- stipends for participating teachers;
- materials for implementation;
- ongoing support; and
- access to a nationwide online community of teacher leaders from all locals engaged in this work.
- The AFT will provide a stipend (for an eight-month program) for 15 teachers.
- The facilitator will convene teachers on one Saturday each month (9 a.m. – 4 p.m., October 2013 – May 2014) to support them as they learn to take active leadership roles in their schools, union and communities. Because this is a nationwide program, all locals will meet on the following eight Saturdays (9 a.m. – 4 p.m.):
- Oct. 19, 2013
- Nov. 16, 2013
- 3. TBD: Dec. 14 OR 21, 2013 (Dec. 14 is an ACT testing day, and Dec. 21 marks the beginning of vacation for many schools; the final December date will be determined at the orientation meeting.)
- Jan. 11, 2014
- Feb. 22, 2014
- March 15, 2014
- April 19, 2014 ( this date will have to be modified since if falls within our spring break)
- May 17, 2014
The AFT has invited Ellen Meyers, founding director of the Teachers Network Leadership Institute and author of The Power of Teacher Networks (Corwin, 2009), to assist the AFT in leading this initiative.
BTU BRs and Principals meet to discuss new Teacher Evaluation
More than 50 BRs and Principals met this week at the Mount Washington Conference Center to discuss the new teacher evaluation. BRs were shown examples and were able to ask questions. They know this will be a learning process and that BTU will continue to work with the district on this so that the process is seemless.
New Teachers Get Ready for School Year
More than 500 newly hired Baltimore City Public School teachers flooded the auditorium at Digital Harbor High School in South Baltimore on Monday to begin a week long training. The new teachers will get the opportunity to meet veteran teachers and learn some strategies for helping students to learn.
They also had the opportunity to hear Interim CEO, Tisha Edwards speak and tell them, they need to more than just teach English and Math in the classroom. She said they would have to make sure their students can leave “where they come from” outside and come to school ready to learn and leave school being proud of who they are.
Kenya Campbell, Chair of the BTU Teacher Chapter, spoke on behalf of BTU president Marietta English. Kenya told the group that union membership is paramount in their careers and that the Union would also be there to help them in any way they could.

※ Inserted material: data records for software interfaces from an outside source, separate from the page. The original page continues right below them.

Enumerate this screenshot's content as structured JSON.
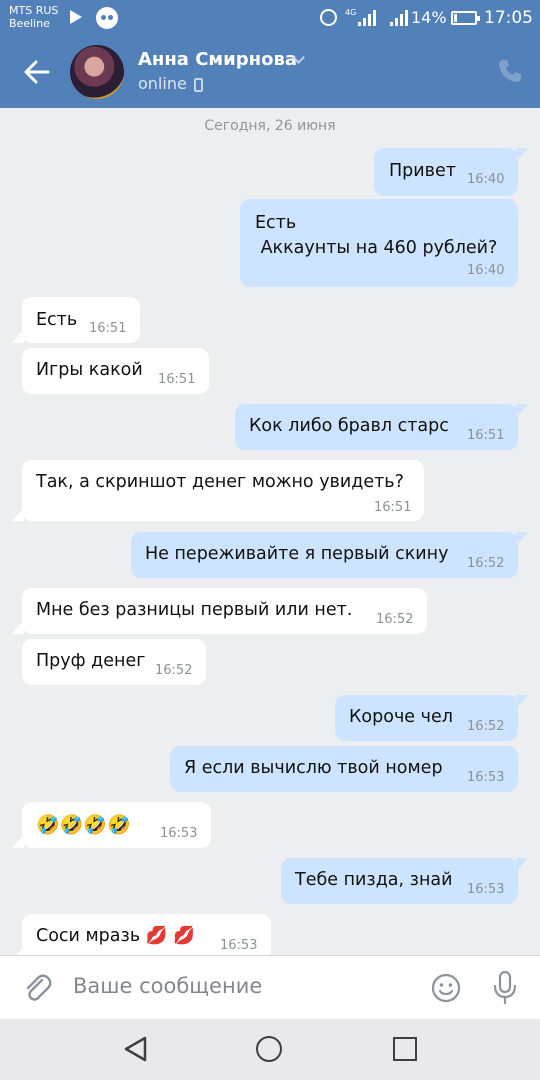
{
  "status_bar": {
    "carrier_1": "MTS RUS",
    "carrier_2": "Beeline",
    "network": "4G",
    "battery": "14%",
    "time": "17:05"
  },
  "header": {
    "contact_name": "Анна Смирнова",
    "status": "online"
  },
  "date_separator": "Сегодня, 26 июня",
  "messages": [
    {
      "dir": "out",
      "text": "Привет",
      "time": "16:40"
    },
    {
      "dir": "out",
      "text": "Есть\n Аккаунты на 460 рублей?",
      "time": "16:40"
    },
    {
      "dir": "in",
      "text": "Есть",
      "time": "16:51"
    },
    {
      "dir": "in",
      "text": "Игры какой",
      "time": "16:51"
    },
    {
      "dir": "out",
      "text": "Кок либо бравл старс",
      "time": "16:51"
    },
    {
      "dir": "in",
      "text": "Так, а скриншот денег можно увидеть?",
      "time": "16:51"
    },
    {
      "dir": "out",
      "text": "Не переживайте я первый скину",
      "time": "16:52"
    },
    {
      "dir": "in",
      "text": "Мне без разницы первый или нет.",
      "time": "16:52"
    },
    {
      "dir": "in",
      "text": "Пруф денег",
      "time": "16:52"
    },
    {
      "dir": "out",
      "text": "Короче чел",
      "time": "16:52"
    },
    {
      "dir": "out",
      "text": "Я если вычислю твой номер",
      "time": "16:53"
    },
    {
      "dir": "in",
      "text": "🤣🤣🤣🤣",
      "time": "16:53"
    },
    {
      "dir": "out",
      "text": "Тебе пизда, знай",
      "time": "16:53"
    },
    {
      "dir": "in",
      "text": "Соси мразь 💋 💋",
      "time": "16:53"
    }
  ],
  "input": {
    "placeholder": "Ваше сообщение"
  },
  "colors": {
    "header_bg": "#5181b8",
    "outgoing_bubble": "#cce4ff",
    "incoming_bubble": "#ffffff",
    "chat_bg": "#edeef0"
  },
  "icons": [
    "back-arrow-icon",
    "phone-icon",
    "mobile-device-icon",
    "paperclip-icon",
    "smiley-icon",
    "microphone-icon",
    "nav-back-icon",
    "nav-home-icon",
    "nav-recents-icon"
  ]
}
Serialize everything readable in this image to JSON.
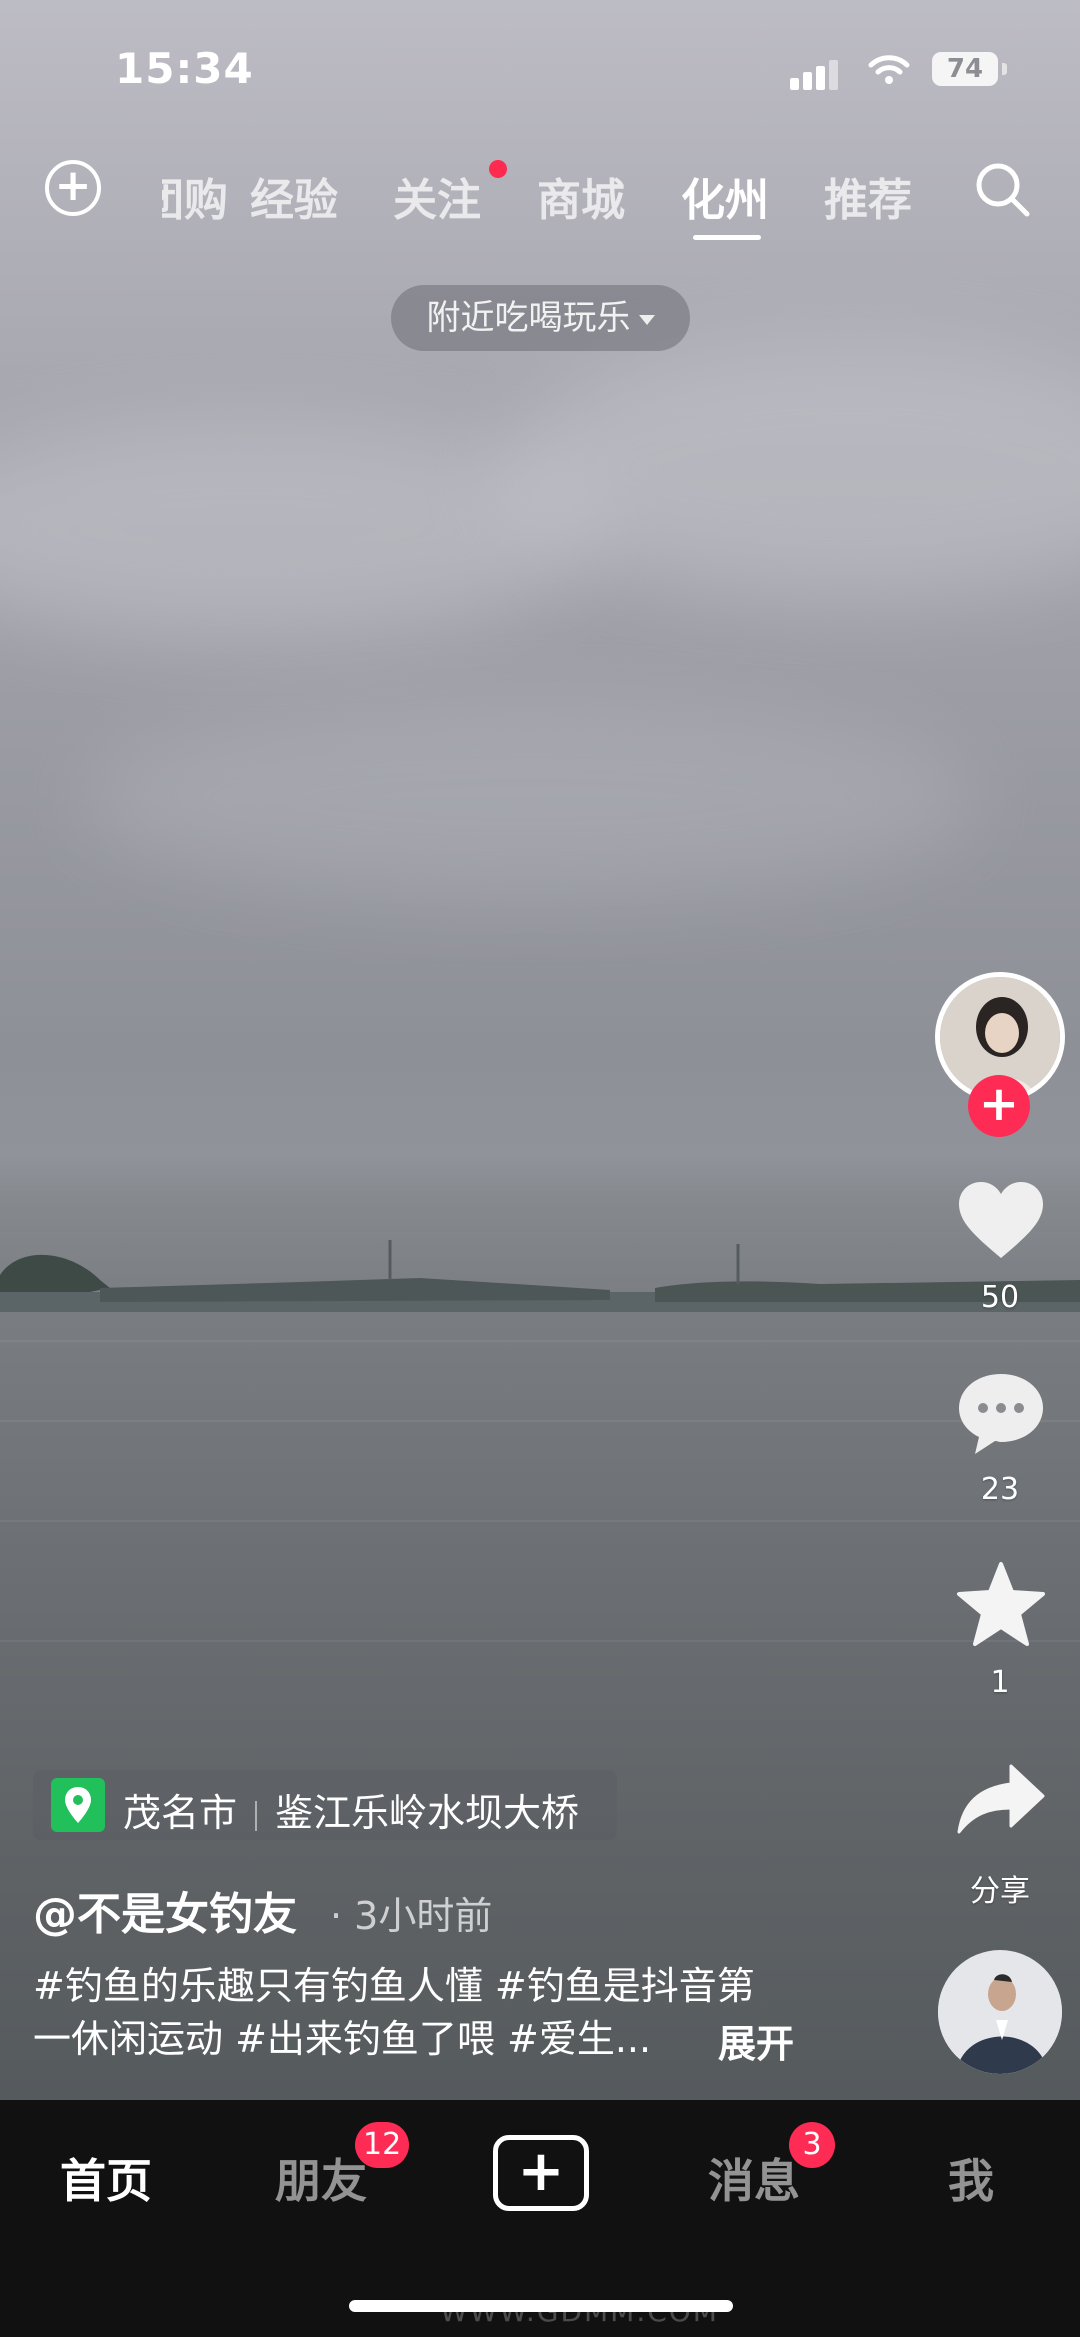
{
  "status_bar": {
    "time": "15:34",
    "battery": "74"
  },
  "top_nav": {
    "tabs": [
      {
        "label": "团购"
      },
      {
        "label": "经验"
      },
      {
        "label": "关注"
      },
      {
        "label": "商城"
      },
      {
        "label": "化州"
      },
      {
        "label": "推荐"
      }
    ],
    "nearby_pill": "附近吃喝玩乐"
  },
  "rail": {
    "likes": "50",
    "comments": "23",
    "favorites": "1",
    "share_label": "分享"
  },
  "post": {
    "location_city": "茂名市",
    "location_place": "鉴江乐岭水坝大桥",
    "author": "@不是女钓友",
    "time_ago": "· 3小时前",
    "caption_line1": "#钓鱼的乐趣只有钓鱼人懂 #钓鱼是抖音第",
    "caption_line2": "一休闲运动 #出来钓鱼了喂 #爱生...",
    "expand_label": "展开"
  },
  "bottom_nav": {
    "home": "首页",
    "friends": "朋友",
    "friends_badge": "12",
    "messages": "消息",
    "messages_badge": "3",
    "me": "我"
  },
  "watermark": "WWW.GDMM.COM"
}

The teachers in attendance will go through several classes and workshops before the week is over that will help be successful in the classroom.
BTU President hosts panel at AFT TEACH Conference